**WHAT YOU SHOULD DO**
Return the data below unchanged, without images.

**RECORDS PROVIDED**
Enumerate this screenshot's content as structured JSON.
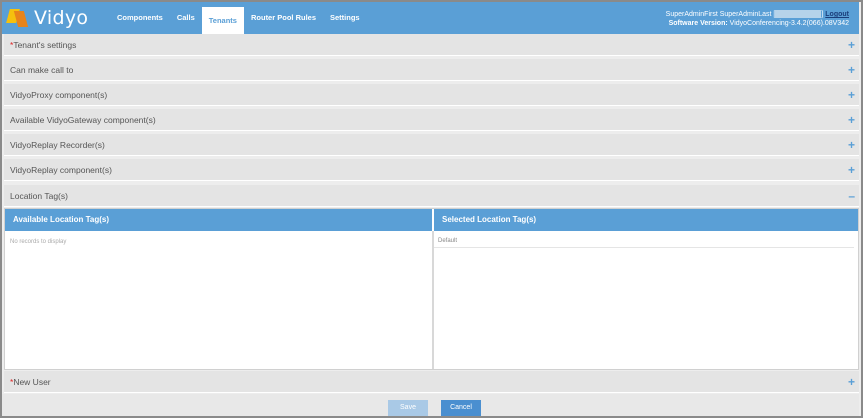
{
  "header": {
    "logo_text": "Vidyo",
    "nav": [
      "Components",
      "Calls",
      "Tenants",
      "Router Pool Rules",
      "Settings"
    ],
    "active_nav": "Tenants",
    "user_name": "SuperAdminFirst SuperAdminLast [",
    "user_close": "]",
    "logout": "Logout",
    "software_label": "Software Version:",
    "software_version": "VidyoConferencing-3.4.2(066).08V342"
  },
  "sections": {
    "tenant_settings": "Tenant's settings",
    "can_make_call": "Can make call to",
    "proxy": "VidyoProxy component(s)",
    "gateway": "Available VidyoGateway component(s)",
    "recorder": "VidyoReplay Recorder(s)",
    "replay": "VidyoReplay component(s)",
    "location_tags": "Location Tag(s)",
    "new_user": "New User"
  },
  "location": {
    "available_header": "Available Location Tag(s)",
    "selected_header": "Selected Location Tag(s)",
    "empty_text": "No records to display",
    "selected_items": [
      "Default"
    ]
  },
  "icons": {
    "expand": "+",
    "collapse": "–"
  },
  "buttons": {
    "save": "Save",
    "cancel": "Cancel"
  }
}
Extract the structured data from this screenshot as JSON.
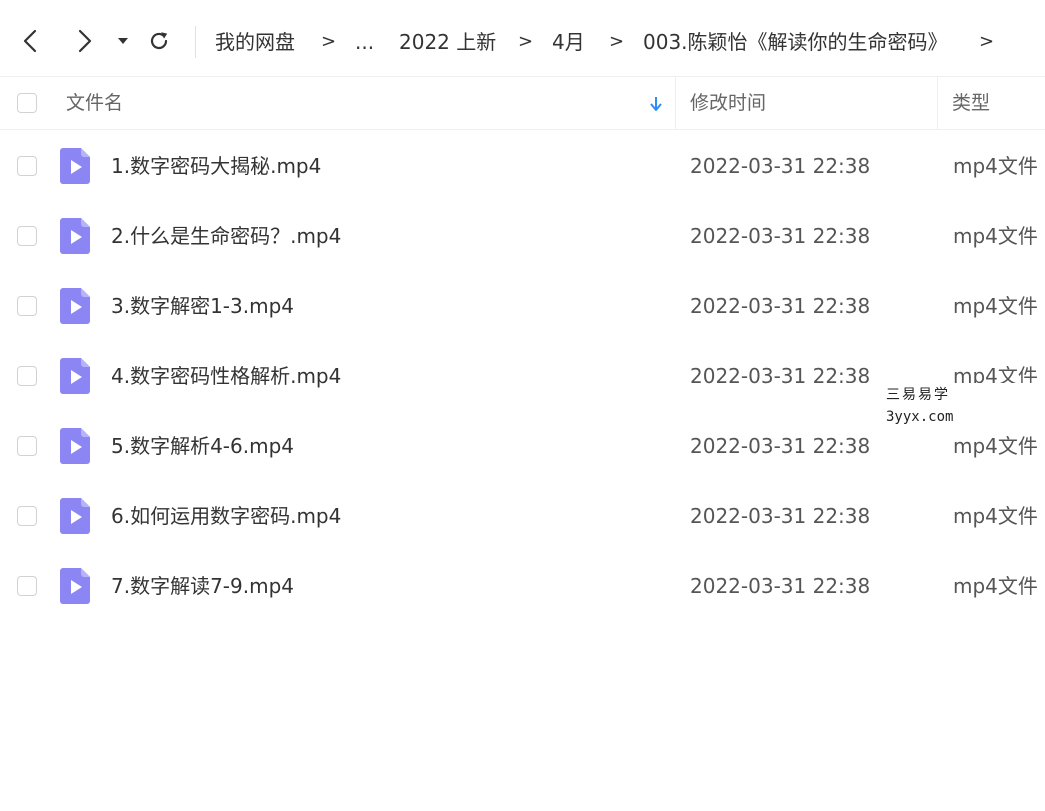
{
  "toolbar": {
    "back_icon": "chevron-left-icon",
    "forward_icon": "chevron-right-icon",
    "history_dropdown_icon": "caret-down-icon",
    "refresh_icon": "refresh-icon"
  },
  "breadcrumb": {
    "items": [
      {
        "label": "我的网盘"
      },
      {
        "label": "..."
      },
      {
        "label": "2022 上新"
      },
      {
        "label": "4月"
      },
      {
        "label": "003.陈颖怡《解读你的生命密码》"
      }
    ],
    "separator": ">"
  },
  "table": {
    "columns": {
      "name": "文件名",
      "modified": "修改时间",
      "type": "类型"
    },
    "sort_icon": "arrow-down-icon",
    "accent": "#2b8ff5",
    "file_icon_color": "#8c86f5",
    "rows": [
      {
        "name": "1.数字密码大揭秘.mp4",
        "modified": "2022-03-31 22:38",
        "type": "mp4文件"
      },
      {
        "name": "2.什么是生命密码？.mp4",
        "modified": "2022-03-31 22:38",
        "type": "mp4文件"
      },
      {
        "name": "3.数字解密1-3.mp4",
        "modified": "2022-03-31 22:38",
        "type": "mp4文件"
      },
      {
        "name": "4.数字密码性格解析.mp4",
        "modified": "2022-03-31 22:38",
        "type": "mp4文件"
      },
      {
        "name": "5.数字解析4-6.mp4",
        "modified": "2022-03-31 22:38",
        "type": "mp4文件"
      },
      {
        "name": "6.如何运用数字密码.mp4",
        "modified": "2022-03-31 22:38",
        "type": "mp4文件"
      },
      {
        "name": "7.数字解读7-9.mp4",
        "modified": "2022-03-31 22:38",
        "type": "mp4文件"
      }
    ]
  },
  "watermark": {
    "line1": "三易易学",
    "line2": "3yyx.com"
  }
}
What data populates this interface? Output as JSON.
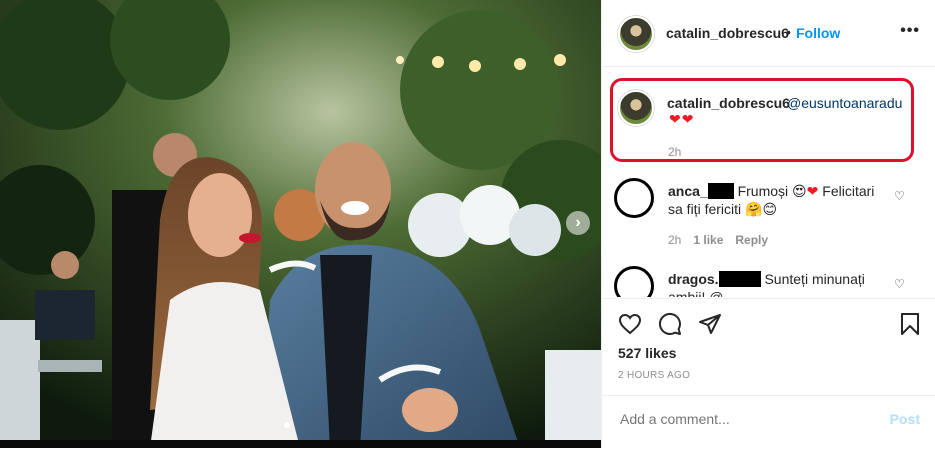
{
  "post": {
    "username": "catalin_dobrescu6",
    "separator": "•",
    "follow_label": "Follow",
    "more_label": "•••"
  },
  "caption": {
    "username": "catalin_dobrescu6",
    "mention": "@eusuntoanaradu",
    "hearts": "❤❤",
    "time": "2h"
  },
  "comments": [
    {
      "name": "anca_",
      "text_1": "Frumoși",
      "emoji_1": "😍",
      "heart": "❤",
      "text_2": "Felicitari",
      "line2": "sa fiți fericiti 🤗😊",
      "time": "2h",
      "likes": "1 like",
      "reply": "Reply"
    },
    {
      "name": "dragos.",
      "text_1": "Sunteți minunați",
      "line2": "ambii! @..."
    }
  ],
  "actions": {
    "likes": "527 likes",
    "ago": "2 HOURS AGO",
    "add_comment_placeholder": "Add a comment...",
    "post_label": "Post"
  },
  "colors": {
    "follow": "#0095f6",
    "highlight_box": "#e0102a",
    "post_disabled": "#b2dffc"
  }
}
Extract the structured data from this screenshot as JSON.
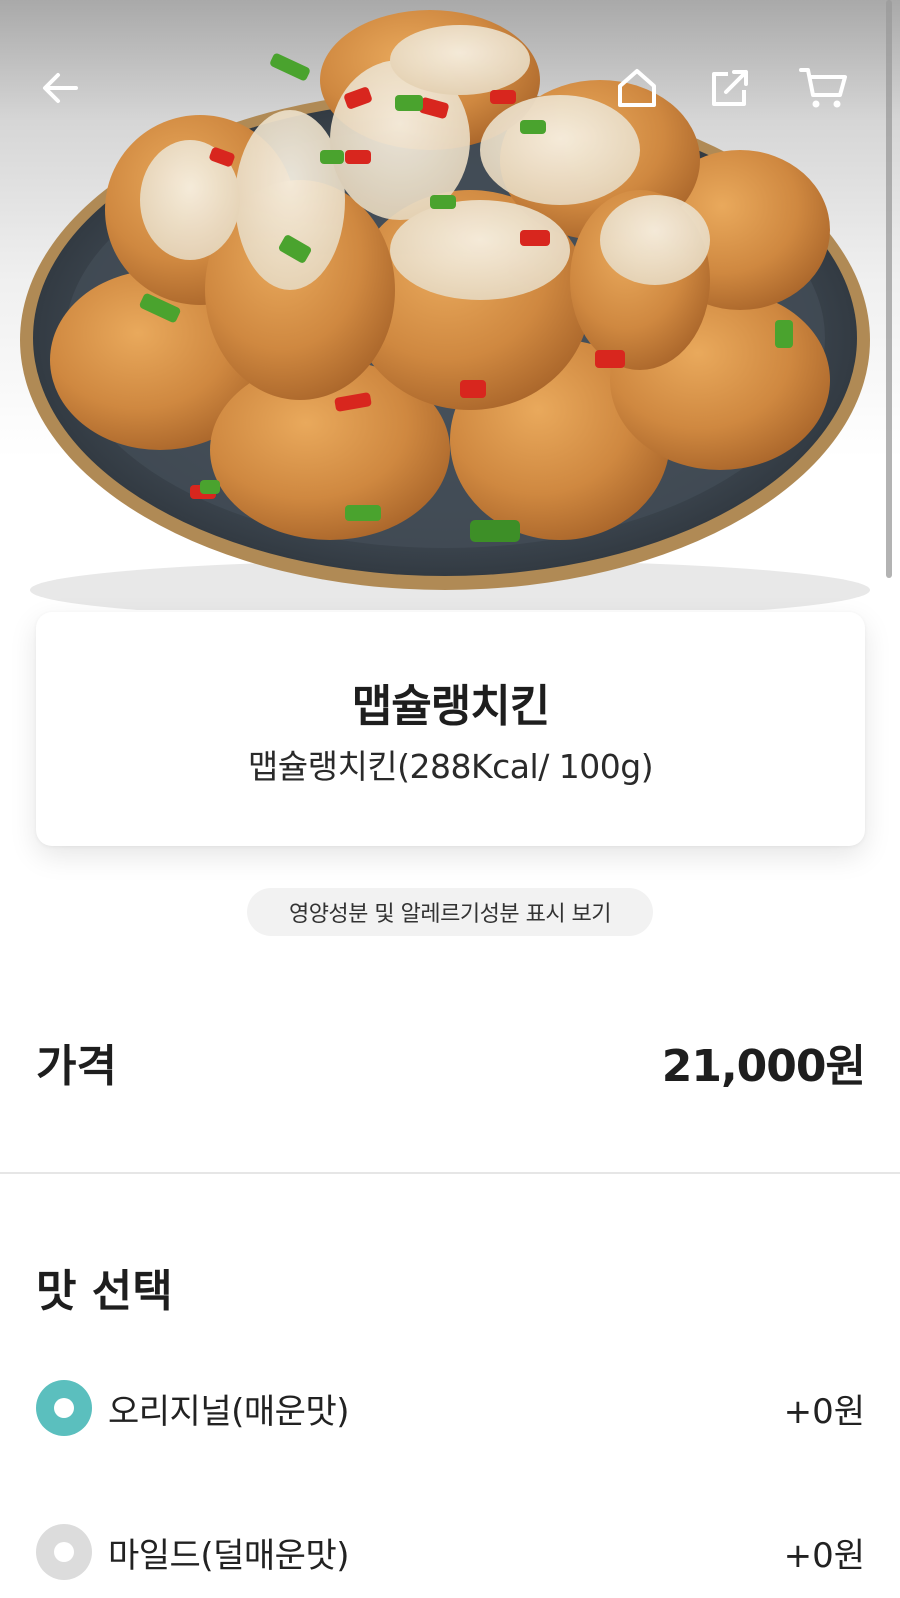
{
  "header": {
    "back_icon": "arrow-left-icon",
    "home_icon": "home-icon",
    "share_icon": "share-icon",
    "cart_icon": "cart-icon"
  },
  "hero_image": {
    "subject": "plate of sauced fried chicken"
  },
  "product": {
    "name": "맵슐랭치킨",
    "description": "맵슐랭치킨(288Kcal/ 100g)"
  },
  "nutrition_button_label": "영양성분 및 알레르기성분 표시 보기",
  "price": {
    "label": "가격",
    "value": "21,000원"
  },
  "flavor": {
    "title": "맛 선택",
    "options": [
      {
        "label": "오리지널(매운맛)",
        "price": "+0원",
        "selected": true
      },
      {
        "label": "마일드(덜매운맛)",
        "price": "+0원",
        "selected": false
      }
    ]
  },
  "colors": {
    "accent": "#5bbfbe",
    "radio_unselected": "#dcdcdc",
    "text": "#1e1e1e"
  }
}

**ANSWER SECTION**
Enumerate this screenshot's content as structured JSON.
{
  "header": {
    "logo_text": "Vidyo",
    "nav": [
      "Components",
      "Calls",
      "Tenants",
      "Router Pool Rules",
      "Settings"
    ],
    "active_nav": "Tenants",
    "user_name": "SuperAdminFirst SuperAdminLast [",
    "user_close": "]",
    "logout": "Logout",
    "software_label": "Software Version:",
    "software_version": "VidyoConferencing-3.4.2(066).08V342"
  },
  "sections": {
    "tenant_settings": "Tenant's settings",
    "can_make_call": "Can make call to",
    "proxy": "VidyoProxy component(s)",
    "gateway": "Available VidyoGateway component(s)",
    "recorder": "VidyoReplay Recorder(s)",
    "replay": "VidyoReplay component(s)",
    "location_tags": "Location Tag(s)",
    "new_user": "New User"
  },
  "location": {
    "available_header": "Available Location Tag(s)",
    "selected_header": "Selected Location Tag(s)",
    "empty_text": "No records to display",
    "selected_items": [
      "Default"
    ]
  },
  "icons": {
    "expand": "+",
    "collapse": "–"
  },
  "buttons": {
    "save": "Save",
    "cancel": "Cancel"
  }
}
Extract the structured data from this screenshot as JSON.
{
  "toolbar": {
    "back_icon": "chevron-left-icon",
    "forward_icon": "chevron-right-icon",
    "history_dropdown_icon": "caret-down-icon",
    "refresh_icon": "refresh-icon"
  },
  "breadcrumb": {
    "items": [
      {
        "label": "我的网盘"
      },
      {
        "label": "..."
      },
      {
        "label": "2022 上新"
      },
      {
        "label": "4月"
      },
      {
        "label": "003.陈颖怡《解读你的生命密码》"
      }
    ],
    "separator": ">"
  },
  "table": {
    "columns": {
      "name": "文件名",
      "modified": "修改时间",
      "type": "类型"
    },
    "sort_icon": "arrow-down-icon",
    "accent": "#2b8ff5",
    "file_icon_color": "#8c86f5",
    "rows": [
      {
        "name": "1.数字密码大揭秘.mp4",
        "modified": "2022-03-31 22:38",
        "type": "mp4文件"
      },
      {
        "name": "2.什么是生命密码？.mp4",
        "modified": "2022-03-31 22:38",
        "type": "mp4文件"
      },
      {
        "name": "3.数字解密1-3.mp4",
        "modified": "2022-03-31 22:38",
        "type": "mp4文件"
      },
      {
        "name": "4.数字密码性格解析.mp4",
        "modified": "2022-03-31 22:38",
        "type": "mp4文件"
      },
      {
        "name": "5.数字解析4-6.mp4",
        "modified": "2022-03-31 22:38",
        "type": "mp4文件"
      },
      {
        "name": "6.如何运用数字密码.mp4",
        "modified": "2022-03-31 22:38",
        "type": "mp4文件"
      },
      {
        "name": "7.数字解读7-9.mp4",
        "modified": "2022-03-31 22:38",
        "type": "mp4文件"
      }
    ]
  },
  "watermark": {
    "line1": "三易易学",
    "line2": "3yyx.com"
  }
}
What data populates this interface? Output as JSON.
{
  "post": {
    "username": "catalin_dobrescu6",
    "separator": "•",
    "follow_label": "Follow",
    "more_label": "•••"
  },
  "caption": {
    "username": "catalin_dobrescu6",
    "mention": "@eusuntoanaradu",
    "hearts": "❤❤",
    "time": "2h"
  },
  "comments": [
    {
      "name": "anca_",
      "text_1": "Frumoși",
      "emoji_1": "😍",
      "heart": "❤",
      "text_2": "Felicitari",
      "line2": "sa fiți fericiti 🤗😊",
      "time": "2h",
      "likes": "1 like",
      "reply": "Reply"
    },
    {
      "name": "dragos.",
      "text_1": "Sunteți minunați",
      "line2": "ambii! @..."
    }
  ],
  "actions": {
    "likes": "527 likes",
    "ago": "2 HOURS AGO",
    "add_comment_placeholder": "Add a comment...",
    "post_label": "Post"
  },
  "colors": {
    "follow": "#0095f6",
    "highlight_box": "#e0102a",
    "post_disabled": "#b2dffc"
  }
}
Extract the structured data from this screenshot as JSON.
{
  "header": {
    "back_icon": "arrow-left-icon",
    "home_icon": "home-icon",
    "share_icon": "share-icon",
    "cart_icon": "cart-icon"
  },
  "hero_image": {
    "subject": "plate of sauced fried chicken"
  },
  "product": {
    "name": "맵슐랭치킨",
    "description": "맵슐랭치킨(288Kcal/ 100g)"
  },
  "nutrition_button_label": "영양성분 및 알레르기성분 표시 보기",
  "price": {
    "label": "가격",
    "value": "21,000원"
  },
  "flavor": {
    "title": "맛 선택",
    "options": [
      {
        "label": "오리지널(매운맛)",
        "price": "+0원",
        "selected": true
      },
      {
        "label": "마일드(덜매운맛)",
        "price": "+0원",
        "selected": false
      }
    ]
  },
  "colors": {
    "accent": "#5bbfbe",
    "radio_unselected": "#dcdcdc",
    "text": "#1e1e1e"
  }
}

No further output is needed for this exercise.